I’m with Stephen Fry. He states that he doesn’t believe in a malicious God who gives cancer to children and creates animals that cause blindness. Neither do I. I do not believe in the God Fry characterises. And neither should you.
For me, Stephen Fry is near the top of my ‘dream team dinner guest’ list. He is an award winning, highly lauded, rightly applauded, writer presenter comedian. He has come through crippling depression, and he takes his humanity very seriously – as seen by his involvement in charitable foundations and movements to enhance the Arts. He remains near the top of my dream team dinner guest list, not so I can argue with him about God, but so I can enjoy the company of a great mind.
I am a minister of the Christian Gospel, so I obviously disagree with him over his views on who God might be – which, incidentally, is a philosophically interesting starting point for an atheist.
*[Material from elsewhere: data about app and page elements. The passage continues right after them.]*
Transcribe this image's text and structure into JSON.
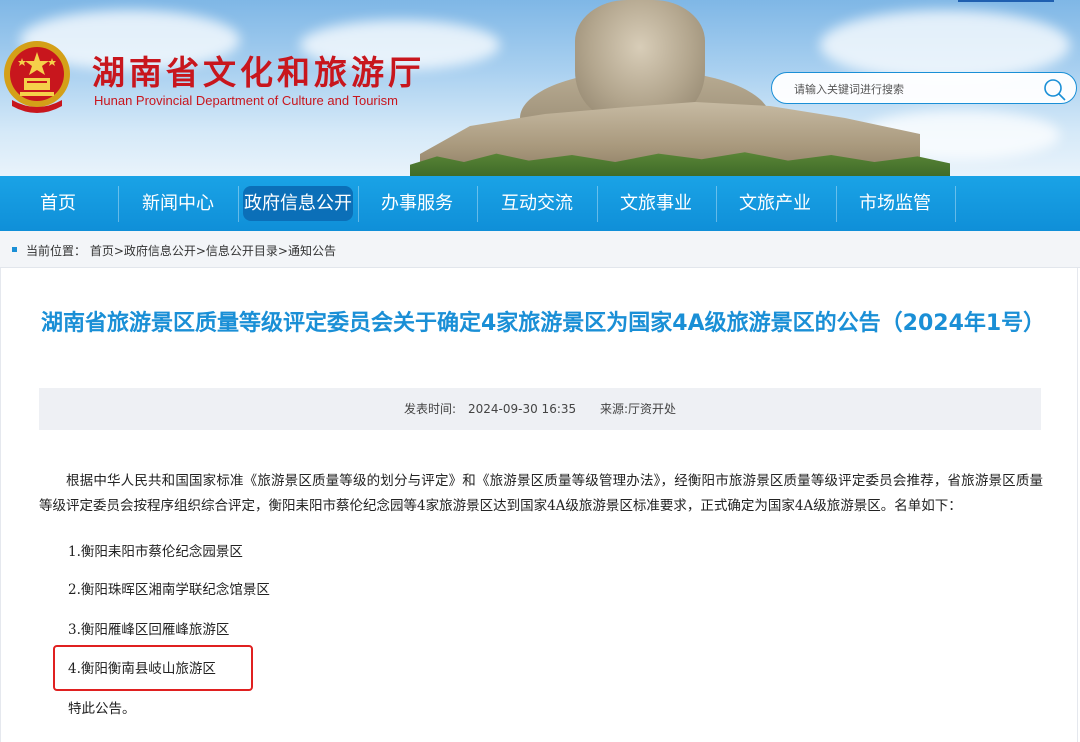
{
  "header": {
    "title": "湖南省文化和旅游厅",
    "subtitle": "Hunan Provincial Department of Culture and Tourism",
    "search_placeholder": "请输入关键词进行搜索"
  },
  "nav": {
    "items": [
      {
        "label": "首页",
        "active": false
      },
      {
        "label": "新闻中心",
        "active": false
      },
      {
        "label": "政府信息公开",
        "active": true
      },
      {
        "label": "办事服务",
        "active": false
      },
      {
        "label": "互动交流",
        "active": false
      },
      {
        "label": "文旅事业",
        "active": false
      },
      {
        "label": "文旅产业",
        "active": false
      },
      {
        "label": "市场监管",
        "active": false
      }
    ]
  },
  "breadcrumb": {
    "text": "当前位置：  首页>政府信息公开>信息公开目录>通知公告"
  },
  "article": {
    "title": "湖南省旅游景区质量等级评定委员会关于确定4家旅游景区为国家4A级旅游景区的公告（2024年1号）",
    "meta": {
      "date_label": "发表时间:",
      "date": "2024-09-30 16:35",
      "source_label": "来源:",
      "source": "厅资开处"
    },
    "intro": "根据中华人民共和国国家标准《旅游景区质量等级的划分与评定》和《旅游景区质量等级管理办法》，经衡阳市旅游景区质量等级评定委员会推荐，省旅游景区质量等级评定委员会按程序组织综合评定，衡阳耒阳市蔡伦纪念园等4家旅游景区达到国家4A级旅游景区标准要求，正式确定为国家4A级旅游景区。名单如下：",
    "list": [
      "1.衡阳耒阳市蔡伦纪念园景区",
      "2.衡阳珠晖区湘南学联纪念馆景区",
      "3.衡阳雁峰区回雁峰旅游区",
      "4.衡阳衡南县岐山旅游区"
    ],
    "closing": "特此公告。"
  },
  "colors": {
    "brand_red": "#c8161d",
    "nav_blue": "#1aa3e6",
    "title_blue": "#1a8fd6",
    "highlight_red": "#e02020"
  }
}
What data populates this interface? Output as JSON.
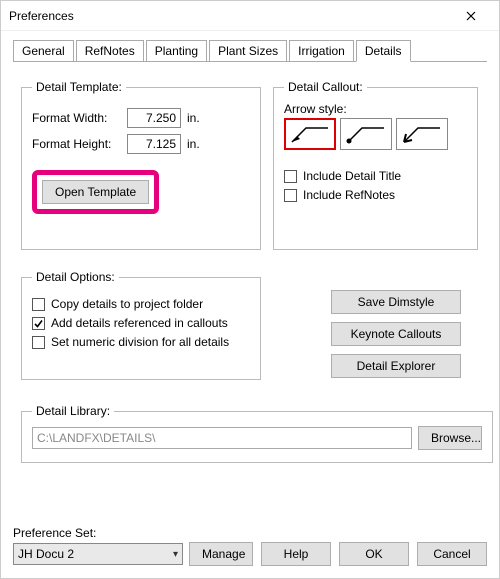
{
  "window": {
    "title": "Preferences"
  },
  "tabs": [
    "General",
    "RefNotes",
    "Planting",
    "Plant Sizes",
    "Irrigation",
    "Details"
  ],
  "active_tab": 5,
  "template": {
    "legend": "Detail Template:",
    "width_label": "Format Width:",
    "width_value": "7.250",
    "height_label": "Format Height:",
    "height_value": "7.125",
    "unit": "in.",
    "open_btn": "Open Template"
  },
  "callout": {
    "legend": "Detail Callout:",
    "arrow_label": "Arrow style:",
    "include_title": {
      "label": "Include Detail Title",
      "checked": false
    },
    "include_refnotes": {
      "label": "Include RefNotes",
      "checked": false
    }
  },
  "options": {
    "legend": "Detail Options:",
    "copy": {
      "label": "Copy details to project folder",
      "checked": false
    },
    "addref": {
      "label": "Add details referenced in callouts",
      "checked": true
    },
    "numeric": {
      "label": "Set numeric division for all details",
      "checked": false
    }
  },
  "buttons": {
    "save_dimstyle": "Save Dimstyle",
    "keynote_callouts": "Keynote Callouts",
    "detail_explorer": "Detail Explorer"
  },
  "library": {
    "legend": "Detail Library:",
    "path": "C:\\LANDFX\\DETAILS\\",
    "browse": "Browse..."
  },
  "prefset": {
    "label": "Preference Set:",
    "value": "JH Docu 2",
    "manage": "Manage"
  },
  "footer": {
    "help": "Help",
    "ok": "OK",
    "cancel": "Cancel"
  }
}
To be honest, my view of God does not involve a God who needs me to defend him or her. God is not sitting in heaven upset over Stephen Fry’s outburst, wondering what to do about it. That’s my first observation to this whole episode – it was an outburst. An unusual one.
Last year, a beautiful clip of Bear Grylls and Stephen Fry went round the Christian circles on the internet. It showed a much more thoughtful and contemplative Fry – not angry about God, but respectful, intelligent and engaged. Grylls spoke gently about his faith, obviously a highly personal source of strength. Fry engaged softly, and honestly, offering explanation for his own atheism while listening to Grylls explanation for his faith. The mountains and the streams seemed to have a different effect on him than the lights and logistics of an enclosed room with Gay Byrne. There is a bit of me thinks this gentleman had an early start, had eaten something that was upsetting his stomach, was having an off day (all of which happen to most of us regularly), and was, inwardly bemused by what was essentially a silly question: “How will you react if everything you think is wrong and when you die you find yourself in heaven facing God?”
My view of God does not involve a God who needs me to defend him or her.
The question itself presupposes a Platonic misrepresentation of the Christian faith, the presumption being that Christian faith is all about a gateway to the afterlife; a ticket to heaven. This Platonic misrepresentation lowers Christian faith to the ultimate consumer commodity. It demeans the person of Christ. It creates a system of faith concerned only on individualistic end goals. And it foregoes the life of Jesus of Nazareth, concentrating only upon his death.
It demeans the person of Christ by turning Christ into a tiller at a shopping centre. You must have a basket filled with the correct elements, and correct money, to pass through.
It creates a system of individualistic faith by turning questions of corporate family ‘here & now’ existence – into personal questions of ‘then & there’ existence. And it foregoes the life of Jesus of Nazareth (a life which constantly barged against systems of religion that keep people enslaved to power) in favour of an understanding of faith which centres on death – death of Jesus and death of us.
I am surprised Stephen Fry let himself be taken into the question. But he is a polite man; he knows TV. On a side note, another reaction of mine was to immediately picture the producer of the show, a gentleman I have met and whom I like a lot, sitting in the corner watching this conversation unfold and almost salivating, knowing the reaction will be huge. The reaction has been huge. The reputation and ratings for RTE ‘Meaning of Life’ will do the whole Irish TV industry good for a short time. But like all media, it hides more than it reveals – revealing only what is edited – and reduces real matters of life and death to soundbites.
This brings me to my final thought. If the nature of TV necessarily reduces reality, Stephen Fry reduces it more by reducing (in this clip) the existence of God to one argument. The existence of pain and suffering.
Two things. Firstly, as stated above, the argument that God does not exist because God is evil is philosophical nonsense. How can you be evil, if you don’t exist?! But secondly, and a lot more seriously, the question of pain and suffering is real in Scripture. The oldest piece of writing in the Torah is the book of Job. Its content can be shortened to: “Why is this **** happening to me?” The answer? Unhelpfully, “God is God, you are not.”
I am not in a position to, and am not minded to, discuss an explanation for the existence of suffering more than to say, it is part of authentic reality. And for faith to be real, it must be authentic. I am minister of the Christian Church; I have buried the people Stephen Fry mentions. I have seen at close quarters – in hospitals, in morgues, at gravesides. I have no mind to explain it away.
But I am minded to remember the crux of Christian faith is not the death of Christ, it’s the life of Christ. A life born a refugee. A life that touched the untouchable, feasted with the forgotten, and held out hands to the unclean. A life that stood in the midst of the marginalized and was eventually killed for treason and blasphemy. A life laid down in sacrificial love. A life that more than anything else speaks, “I do know; I am not far from you.” This is the life that shows what Scripture wants us to know about God.
Photo: Tadgh Healy